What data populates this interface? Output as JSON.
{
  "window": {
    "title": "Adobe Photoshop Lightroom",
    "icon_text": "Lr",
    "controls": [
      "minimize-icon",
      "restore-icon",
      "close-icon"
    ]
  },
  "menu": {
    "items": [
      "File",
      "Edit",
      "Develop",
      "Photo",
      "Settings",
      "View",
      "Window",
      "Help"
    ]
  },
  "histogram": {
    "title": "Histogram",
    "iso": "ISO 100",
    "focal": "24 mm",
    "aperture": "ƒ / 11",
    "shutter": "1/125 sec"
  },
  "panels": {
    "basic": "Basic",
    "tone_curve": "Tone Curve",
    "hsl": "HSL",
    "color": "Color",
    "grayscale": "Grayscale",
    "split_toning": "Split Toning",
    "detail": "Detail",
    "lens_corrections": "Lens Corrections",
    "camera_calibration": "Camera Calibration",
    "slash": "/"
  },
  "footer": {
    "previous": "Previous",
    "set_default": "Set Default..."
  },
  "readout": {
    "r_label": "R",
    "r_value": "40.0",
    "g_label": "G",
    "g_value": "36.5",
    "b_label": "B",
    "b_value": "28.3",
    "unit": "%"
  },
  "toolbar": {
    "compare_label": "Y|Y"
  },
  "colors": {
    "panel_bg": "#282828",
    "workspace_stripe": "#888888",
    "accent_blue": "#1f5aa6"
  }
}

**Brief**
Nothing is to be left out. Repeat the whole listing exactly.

**Your solution**
What data populates this interface? Output as JSON.
{
  "window": {
    "title": "Adobe Photoshop Lightroom",
    "icon_text": "Lr",
    "controls": [
      "minimize-icon",
      "restore-icon",
      "close-icon"
    ]
  },
  "menu": {
    "items": [
      "File",
      "Edit",
      "Develop",
      "Photo",
      "Settings",
      "View",
      "Window",
      "Help"
    ]
  },
  "histogram": {
    "title": "Histogram",
    "iso": "ISO 100",
    "focal": "24 mm",
    "aperture": "ƒ / 11",
    "shutter": "1/125 sec"
  },
  "panels": {
    "basic": "Basic",
    "tone_curve": "Tone Curve",
    "hsl": "HSL",
    "color": "Color",
    "grayscale": "Grayscale",
    "split_toning": "Split Toning",
    "detail": "Detail",
    "lens_corrections": "Lens Corrections",
    "camera_calibration": "Camera Calibration",
    "slash": "/"
  },
  "footer": {
    "previous": "Previous",
    "set_default": "Set Default..."
  },
  "readout": {
    "r_label": "R",
    "r_value": "40.0",
    "g_label": "G",
    "g_value": "36.5",
    "b_label": "B",
    "b_value": "28.3",
    "unit": "%"
  },
  "toolbar": {
    "compare_label": "Y|Y"
  },
  "colors": {
    "panel_bg": "#282828",
    "workspace_stripe": "#888888",
    "accent_blue": "#1f5aa6"
  }
}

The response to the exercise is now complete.